→ Assigned task: Return all lines of the listing below that carry the word "value".

→ Data excerpts:
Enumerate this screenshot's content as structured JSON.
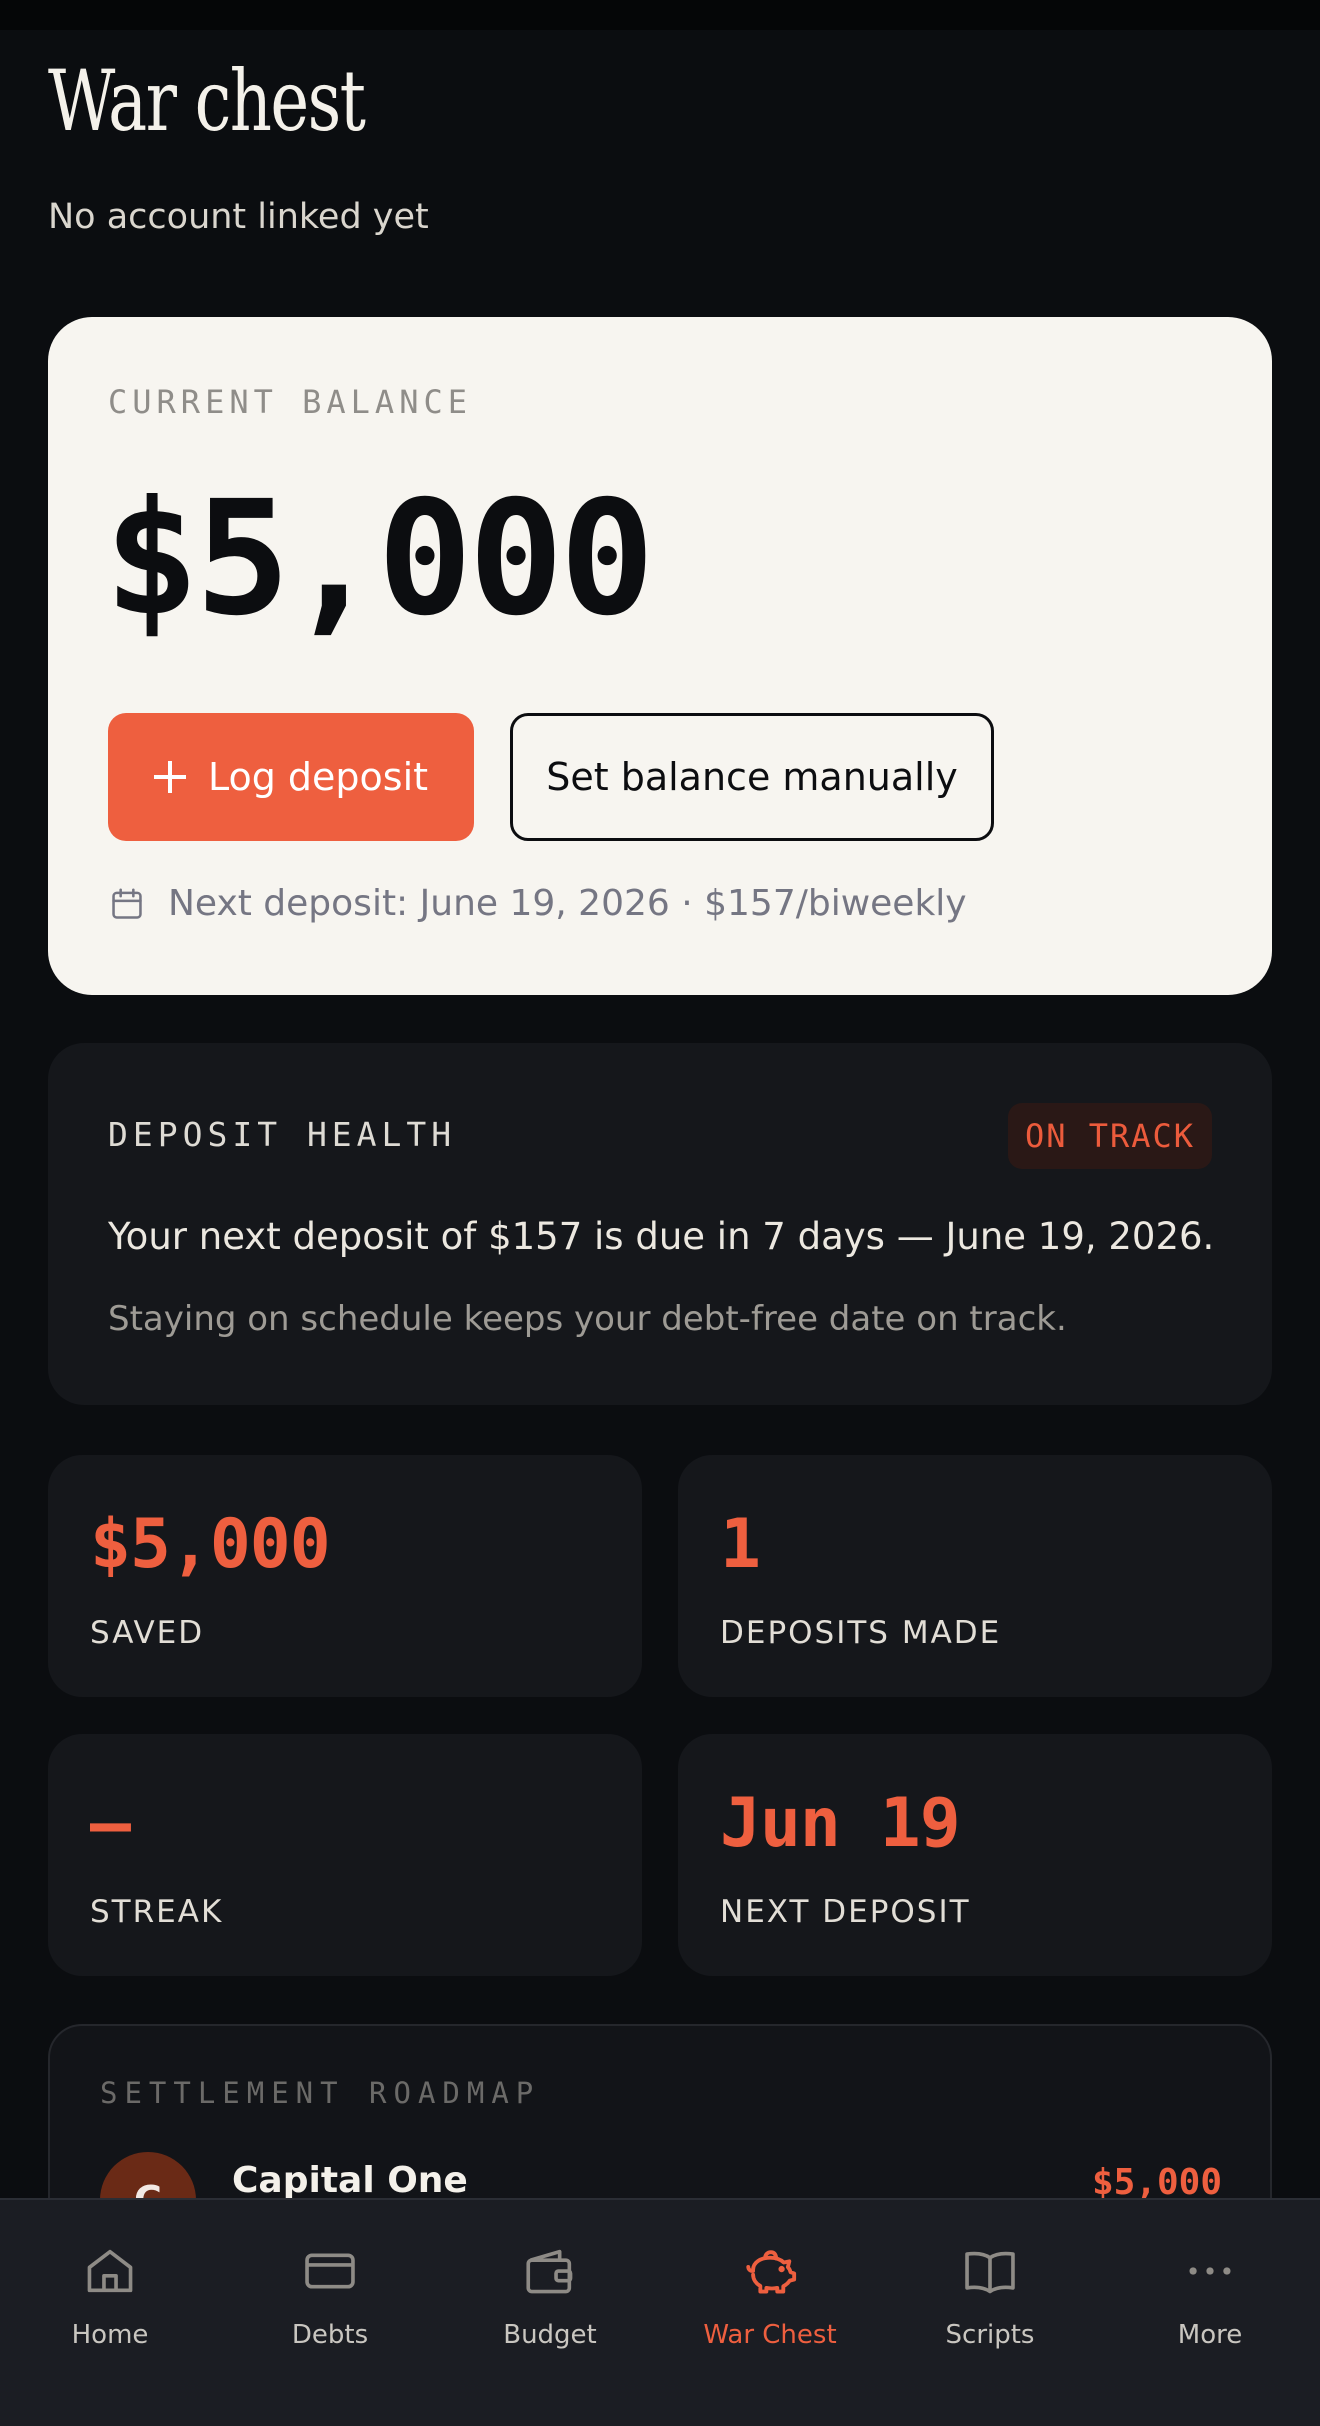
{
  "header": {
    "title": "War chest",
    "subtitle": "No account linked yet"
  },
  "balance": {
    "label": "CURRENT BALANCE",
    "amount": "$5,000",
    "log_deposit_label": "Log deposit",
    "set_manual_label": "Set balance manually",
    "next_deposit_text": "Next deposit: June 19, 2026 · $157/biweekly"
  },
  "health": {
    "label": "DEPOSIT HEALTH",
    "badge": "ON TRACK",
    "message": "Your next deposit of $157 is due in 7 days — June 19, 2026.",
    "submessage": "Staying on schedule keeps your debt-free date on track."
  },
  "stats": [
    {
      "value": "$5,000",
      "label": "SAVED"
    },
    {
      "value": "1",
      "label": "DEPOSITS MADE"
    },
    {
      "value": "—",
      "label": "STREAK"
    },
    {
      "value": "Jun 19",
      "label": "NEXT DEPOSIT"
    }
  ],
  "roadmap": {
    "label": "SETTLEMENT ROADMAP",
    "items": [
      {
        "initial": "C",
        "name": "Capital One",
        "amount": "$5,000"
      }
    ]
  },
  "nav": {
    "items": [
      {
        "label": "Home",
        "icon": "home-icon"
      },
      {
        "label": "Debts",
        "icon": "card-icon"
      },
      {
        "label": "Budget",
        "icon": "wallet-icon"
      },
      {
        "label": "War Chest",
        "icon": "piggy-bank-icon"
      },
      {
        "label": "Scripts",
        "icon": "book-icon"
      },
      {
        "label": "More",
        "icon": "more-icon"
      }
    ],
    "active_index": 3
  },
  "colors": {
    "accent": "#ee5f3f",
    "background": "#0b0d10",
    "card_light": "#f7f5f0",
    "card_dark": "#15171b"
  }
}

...

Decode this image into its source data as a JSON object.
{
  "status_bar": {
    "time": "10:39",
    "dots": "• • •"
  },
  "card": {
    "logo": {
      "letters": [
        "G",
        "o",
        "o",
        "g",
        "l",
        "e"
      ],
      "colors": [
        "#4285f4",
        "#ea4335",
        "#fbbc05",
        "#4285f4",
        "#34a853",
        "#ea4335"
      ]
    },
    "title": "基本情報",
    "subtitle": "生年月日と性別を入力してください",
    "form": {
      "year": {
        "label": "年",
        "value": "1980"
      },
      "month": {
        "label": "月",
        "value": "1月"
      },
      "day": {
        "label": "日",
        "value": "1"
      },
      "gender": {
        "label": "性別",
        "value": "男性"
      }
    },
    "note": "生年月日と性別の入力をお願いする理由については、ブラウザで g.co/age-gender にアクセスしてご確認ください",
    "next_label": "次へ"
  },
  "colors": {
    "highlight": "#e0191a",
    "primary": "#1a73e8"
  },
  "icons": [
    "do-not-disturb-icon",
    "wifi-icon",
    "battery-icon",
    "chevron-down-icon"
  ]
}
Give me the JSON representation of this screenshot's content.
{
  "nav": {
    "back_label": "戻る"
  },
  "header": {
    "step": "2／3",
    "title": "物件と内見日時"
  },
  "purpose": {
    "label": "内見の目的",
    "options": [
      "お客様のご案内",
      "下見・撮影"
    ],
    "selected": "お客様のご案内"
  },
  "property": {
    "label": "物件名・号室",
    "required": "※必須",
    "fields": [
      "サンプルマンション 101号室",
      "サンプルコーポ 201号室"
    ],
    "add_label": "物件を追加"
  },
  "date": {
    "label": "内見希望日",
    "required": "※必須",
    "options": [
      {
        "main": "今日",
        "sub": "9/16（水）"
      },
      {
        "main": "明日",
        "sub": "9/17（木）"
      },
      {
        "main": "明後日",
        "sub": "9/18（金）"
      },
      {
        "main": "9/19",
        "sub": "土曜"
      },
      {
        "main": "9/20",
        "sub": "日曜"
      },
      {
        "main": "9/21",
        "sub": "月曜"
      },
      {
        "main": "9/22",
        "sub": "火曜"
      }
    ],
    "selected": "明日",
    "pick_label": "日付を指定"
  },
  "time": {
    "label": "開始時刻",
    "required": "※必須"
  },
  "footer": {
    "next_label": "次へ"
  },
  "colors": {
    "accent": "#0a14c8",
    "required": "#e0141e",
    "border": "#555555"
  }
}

→ Task answer:
      "value": "$5,000",
      "value": "1",
      "value": "—",
      "value": "Jun 19",
        "value": "1980"
        "value": "1月"
        "value": "1"
        "value": "男性"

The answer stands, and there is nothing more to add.